An Erlenmeyer flask (conical flask) or a glass container with a flat bottom –
These are not really a part of the stir plate, but you would need some sort of container (with
a flat bottom) to hold the yeast starter in. The magnetic stir bar would also be placed in it.
I prefer using Erlenmeyer flasks.
Erlenmeyer flasks usually come in a variety of sizes. If your normal batch size is 20 litre, a
2-litre conical flask is sufficient. I would also suggest getting a 250ml or a 500ml
Erlenmeyer flask. These are necessary when you want to BUILD UP starters.
You can buy a conical flask from any laboratory equipment supplier. These flasks are
common; I do not think you would have any trouble finding these.
Other parts and materials –
• Nuts and bolts for the computer fan
• A strong, instant adhesive like Fevikwik
• Extra wiring
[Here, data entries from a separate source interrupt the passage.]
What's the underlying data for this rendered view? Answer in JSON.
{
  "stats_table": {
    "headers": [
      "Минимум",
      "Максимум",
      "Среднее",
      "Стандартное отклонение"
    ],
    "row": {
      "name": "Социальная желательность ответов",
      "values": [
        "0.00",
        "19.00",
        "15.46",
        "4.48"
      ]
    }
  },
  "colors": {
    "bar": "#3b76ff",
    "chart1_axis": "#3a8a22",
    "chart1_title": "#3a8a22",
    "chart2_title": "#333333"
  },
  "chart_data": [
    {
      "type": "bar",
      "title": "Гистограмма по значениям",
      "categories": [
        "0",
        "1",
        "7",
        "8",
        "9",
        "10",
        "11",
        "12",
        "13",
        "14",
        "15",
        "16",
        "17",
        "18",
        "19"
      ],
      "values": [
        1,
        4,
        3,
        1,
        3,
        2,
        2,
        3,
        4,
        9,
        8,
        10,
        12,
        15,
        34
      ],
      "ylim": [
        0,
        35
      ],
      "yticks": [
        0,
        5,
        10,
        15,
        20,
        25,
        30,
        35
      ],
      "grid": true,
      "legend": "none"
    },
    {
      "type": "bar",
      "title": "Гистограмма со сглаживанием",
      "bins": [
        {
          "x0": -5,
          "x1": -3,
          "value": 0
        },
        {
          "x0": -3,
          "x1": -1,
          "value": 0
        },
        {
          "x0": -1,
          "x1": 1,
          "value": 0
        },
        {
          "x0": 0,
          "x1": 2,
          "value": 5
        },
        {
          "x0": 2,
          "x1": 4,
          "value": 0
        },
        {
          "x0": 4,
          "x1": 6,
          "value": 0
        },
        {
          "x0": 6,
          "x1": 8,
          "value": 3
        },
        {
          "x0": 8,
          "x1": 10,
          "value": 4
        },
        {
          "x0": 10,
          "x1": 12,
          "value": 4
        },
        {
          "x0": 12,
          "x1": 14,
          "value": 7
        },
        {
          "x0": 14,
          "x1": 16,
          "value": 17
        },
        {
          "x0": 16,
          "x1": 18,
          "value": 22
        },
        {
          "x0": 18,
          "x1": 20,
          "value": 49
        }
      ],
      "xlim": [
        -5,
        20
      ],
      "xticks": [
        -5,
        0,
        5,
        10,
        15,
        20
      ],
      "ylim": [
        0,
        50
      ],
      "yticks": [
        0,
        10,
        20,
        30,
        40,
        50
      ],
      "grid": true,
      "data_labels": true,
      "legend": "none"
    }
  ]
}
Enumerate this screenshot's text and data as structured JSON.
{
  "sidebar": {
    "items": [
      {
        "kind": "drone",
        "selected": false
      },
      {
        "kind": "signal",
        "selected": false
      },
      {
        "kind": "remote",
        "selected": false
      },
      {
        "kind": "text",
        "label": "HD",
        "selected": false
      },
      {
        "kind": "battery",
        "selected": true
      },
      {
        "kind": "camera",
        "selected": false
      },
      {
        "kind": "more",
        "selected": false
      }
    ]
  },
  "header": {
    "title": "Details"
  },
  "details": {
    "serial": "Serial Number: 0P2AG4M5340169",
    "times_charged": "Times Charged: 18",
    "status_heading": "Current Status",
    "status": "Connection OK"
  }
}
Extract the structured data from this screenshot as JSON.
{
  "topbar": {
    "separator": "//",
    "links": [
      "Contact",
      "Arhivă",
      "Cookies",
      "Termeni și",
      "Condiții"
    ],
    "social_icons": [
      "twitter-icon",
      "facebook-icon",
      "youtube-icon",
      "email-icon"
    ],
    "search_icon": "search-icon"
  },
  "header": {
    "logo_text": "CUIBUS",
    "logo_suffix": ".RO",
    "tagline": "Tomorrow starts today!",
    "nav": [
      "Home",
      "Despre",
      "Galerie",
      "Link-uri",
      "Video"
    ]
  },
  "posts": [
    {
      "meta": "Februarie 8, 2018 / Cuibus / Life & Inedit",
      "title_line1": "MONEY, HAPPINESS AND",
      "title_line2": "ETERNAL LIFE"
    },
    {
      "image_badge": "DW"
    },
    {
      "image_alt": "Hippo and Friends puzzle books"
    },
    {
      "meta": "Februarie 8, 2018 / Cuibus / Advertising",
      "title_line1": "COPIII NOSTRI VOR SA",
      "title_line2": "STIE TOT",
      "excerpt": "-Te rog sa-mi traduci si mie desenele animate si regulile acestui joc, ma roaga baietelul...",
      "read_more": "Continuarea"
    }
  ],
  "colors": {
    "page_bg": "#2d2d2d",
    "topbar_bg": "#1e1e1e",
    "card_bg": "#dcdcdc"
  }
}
- Start by sticking the neodymium magnets on the computer fan. One magnet should
have its north pole facing up and the other should have its south pole facing up.
Make sure you stick the magnets ON the fan so that they also rotate with the fan.
- Next, you need to attach the computer fan to the box/container. You can drill small holes and use nuts and bolts to fix the fan OR you can use an instant adhesive here as well. The magnets-side of the fan should be facing the inside of the box/container.
3. Cut the wire of the DC power supply adapter at a suitable length. Connect the positive wire (red) and the negative wire (black) of the computer fan to the positive and negative wire of the adapter.
4. If you are using a PWM Speed Controller, there will be some additional wiring required. There should be a diagram provided with the controller.
5. To test, fill some water in the conical flask and put the stir bar inside the flask. Adjust the position of the flask so that the stir bar is in the centre.
6. Turn on the power supply.
7. The stir bar should start spinning creating a vortex in the water.
8. You can control the speed of the fan using the voltage regulator to prevent the stir bar from getting thrown off.
That’s all there is to it! There are plenty of calculators available online to calculate the number of yeast cells you will get. If you have any doubts, do post in the comments section below! Happy brewing!
Click here to buy Yavasura’s Crème Noir Milk Stout.
Click here to purchase your Compact adjustable magnetic stirrer machine